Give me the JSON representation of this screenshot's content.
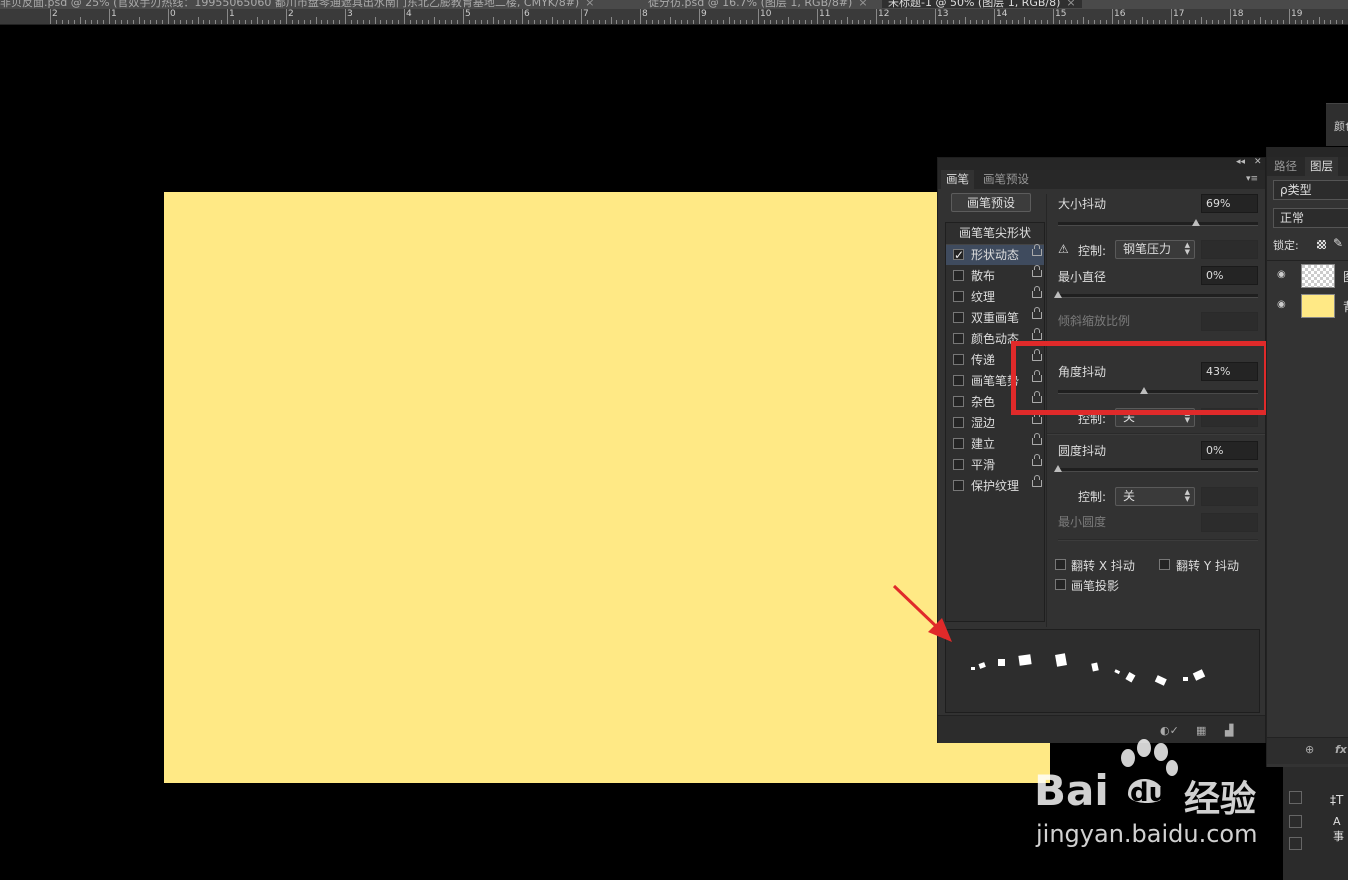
{
  "document_tabs": [
    {
      "label": "非贝反面.psd @ 25% (官奴手刃热线：19955065060 鄱川市盘琴通遮具出水南门东北乙膨教育基地二楼, CMYK/8#)"
    },
    {
      "label": "徒分彷.psd @ 16.7% (图层 1, RGB/8#)"
    },
    {
      "label": "未标题-1 @ 50% (图层 1, RGB/8)"
    }
  ],
  "tab_close_glyph": "×",
  "ruler": {
    "labels": [
      "2",
      "1",
      "0",
      "1",
      "2",
      "3",
      "4",
      "5",
      "6",
      "7",
      "8",
      "9",
      "10",
      "11",
      "12",
      "13",
      "14",
      "15",
      "16",
      "17",
      "18",
      "19"
    ]
  },
  "canvas": {
    "fill_color": "#ffe985"
  },
  "brush_panel": {
    "top_controls": {
      "collapse": "◂◂",
      "close": "✕",
      "menu": "▾≡"
    },
    "tabs": [
      "画笔",
      "画笔预设"
    ],
    "preset_button": "画笔预设",
    "tip_shape": "画笔笔尖形状",
    "list": [
      {
        "label": "形状动态",
        "checked": true,
        "selected": true
      },
      {
        "label": "散布",
        "checked": false
      },
      {
        "label": "纹理",
        "checked": false
      },
      {
        "label": "双重画笔",
        "checked": false
      },
      {
        "label": "颜色动态",
        "checked": false
      },
      {
        "label": "传递",
        "checked": false
      },
      {
        "label": "画笔笔势",
        "checked": false
      },
      {
        "label": "杂色",
        "checked": false
      },
      {
        "label": "湿边",
        "checked": false
      },
      {
        "label": "建立",
        "checked": false
      },
      {
        "label": "平滑",
        "checked": false
      },
      {
        "label": "保护纹理",
        "checked": false
      }
    ],
    "size_jitter": {
      "label": "大小抖动",
      "value": "69%",
      "level": 0.69
    },
    "warning_icon": "⚠",
    "control1": {
      "label": "控制:",
      "value": "钢笔压力"
    },
    "min_diameter": {
      "label": "最小直径",
      "value": "0%",
      "level": 0
    },
    "tilt_scale": {
      "label": "倾斜缩放比例"
    },
    "angle_jitter": {
      "label": "角度抖动",
      "value": "43%",
      "level": 0.43
    },
    "control2": {
      "label": "控制:",
      "value": "关"
    },
    "roundness_jitter": {
      "label": "圆度抖动",
      "value": "0%",
      "level": 0
    },
    "control3": {
      "label": "控制:",
      "value": "关"
    },
    "min_roundness": {
      "label": "最小圆度"
    },
    "flip_x": {
      "label": "翻转 X 抖动",
      "checked": false
    },
    "flip_y": {
      "label": "翻转 Y 抖动",
      "checked": false
    },
    "brush_projection": {
      "label": "画笔投影",
      "checked": false
    },
    "bottom_icons": [
      "◐✓",
      "▦",
      "▟"
    ]
  },
  "highlight_color": "#e02a2a",
  "layers_panel": {
    "tabs": [
      "路径",
      "图层"
    ],
    "filter": "ρ类型",
    "blend_mode": "正常",
    "lock_label": "锁定:",
    "layers": [
      {
        "name": "图",
        "thumb": "transparent"
      },
      {
        "name": "背",
        "thumb": "#ffe985"
      }
    ],
    "bottom_icons": [
      "⊕",
      "fx"
    ]
  },
  "side_strip": {
    "label": "颜色"
  },
  "misc_panel": {
    "items": [
      "‡T",
      "A事"
    ]
  },
  "watermark": {
    "brand": "Bai",
    "brand2": "du",
    "product": "经验",
    "url": "jingyan.baidu.com"
  }
}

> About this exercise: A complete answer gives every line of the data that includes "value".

> Answer to this problem:
      "value": "69%",
      "value": "钢笔压力"
      "value": "0%",
      "value": "43%",
      "value": "关"
      "value": "0%",
      "value": "关"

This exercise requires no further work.